» **WHAT THIS TASK INVOLVES**
Pictures do not belong in your copy. Repeat all the other data exactly.

___ GIVEN DATA ___

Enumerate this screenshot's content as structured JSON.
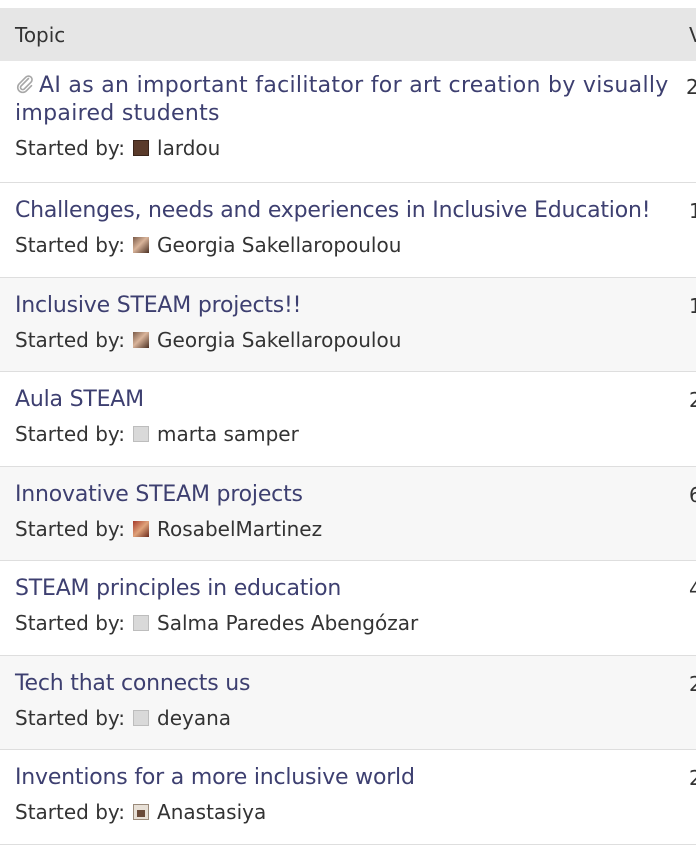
{
  "table": {
    "header": {
      "topic": "Topic",
      "col2": "V"
    },
    "started_by_label": "Started by:",
    "rows": [
      {
        "title": "AI as an important facilitator for art creation by visually impaired students",
        "author": "lardou",
        "count": "2",
        "has_attachment": true,
        "avatar": "dark"
      },
      {
        "title": "Challenges, needs and experiences in Inclusive Education!",
        "author": "Georgia Sakellaropoulou",
        "count": "1",
        "avatar": "photo"
      },
      {
        "title": "Inclusive STEAM projects!!",
        "author": "Georgia Sakellaropoulou",
        "count": "1",
        "avatar": "photo"
      },
      {
        "title": "Aula STEAM",
        "author": "marta samper",
        "count": "2",
        "avatar": "default"
      },
      {
        "title": "Innovative STEAM projects",
        "author": "RosabelMartinez",
        "count": "6",
        "avatar": "photo-red"
      },
      {
        "title": "STEAM principles in education",
        "author": "Salma Paredes Abengózar",
        "count": "4",
        "avatar": "default"
      },
      {
        "title": "Tech that connects us",
        "author": "deyana",
        "count": "2",
        "avatar": "default"
      },
      {
        "title": "Inventions for a more inclusive world",
        "author": "Anastasiya",
        "count": "2",
        "avatar": "house"
      }
    ]
  },
  "colors": {
    "link": "#3d3f70",
    "header_bg": "#e6e6e6",
    "alt_row_bg": "#f7f7f7"
  }
}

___

» **ANSWER BELOW**
Enumerate this screenshot's content as structured JSON.
{
  "table": {
    "header": {
      "topic": "Topic",
      "col2": "V"
    },
    "started_by_label": "Started by:",
    "rows": [
      {
        "title": "AI as an important facilitator for art creation by visually impaired students",
        "author": "lardou",
        "count": "2",
        "has_attachment": true,
        "avatar": "dark"
      },
      {
        "title": "Challenges, needs and experiences in Inclusive Education!",
        "author": "Georgia Sakellaropoulou",
        "count": "1",
        "avatar": "photo"
      },
      {
        "title": "Inclusive STEAM projects!!",
        "author": "Georgia Sakellaropoulou",
        "count": "1",
        "avatar": "photo"
      },
      {
        "title": "Aula STEAM",
        "author": "marta samper",
        "count": "2",
        "avatar": "default"
      },
      {
        "title": "Innovative STEAM projects",
        "author": "RosabelMartinez",
        "count": "6",
        "avatar": "photo-red"
      },
      {
        "title": "STEAM principles in education",
        "author": "Salma Paredes Abengózar",
        "count": "4",
        "avatar": "default"
      },
      {
        "title": "Tech that connects us",
        "author": "deyana",
        "count": "2",
        "avatar": "default"
      },
      {
        "title": "Inventions for a more inclusive world",
        "author": "Anastasiya",
        "count": "2",
        "avatar": "house"
      }
    ]
  },
  "colors": {
    "link": "#3d3f70",
    "header_bg": "#e6e6e6",
    "alt_row_bg": "#f7f7f7"
  }
}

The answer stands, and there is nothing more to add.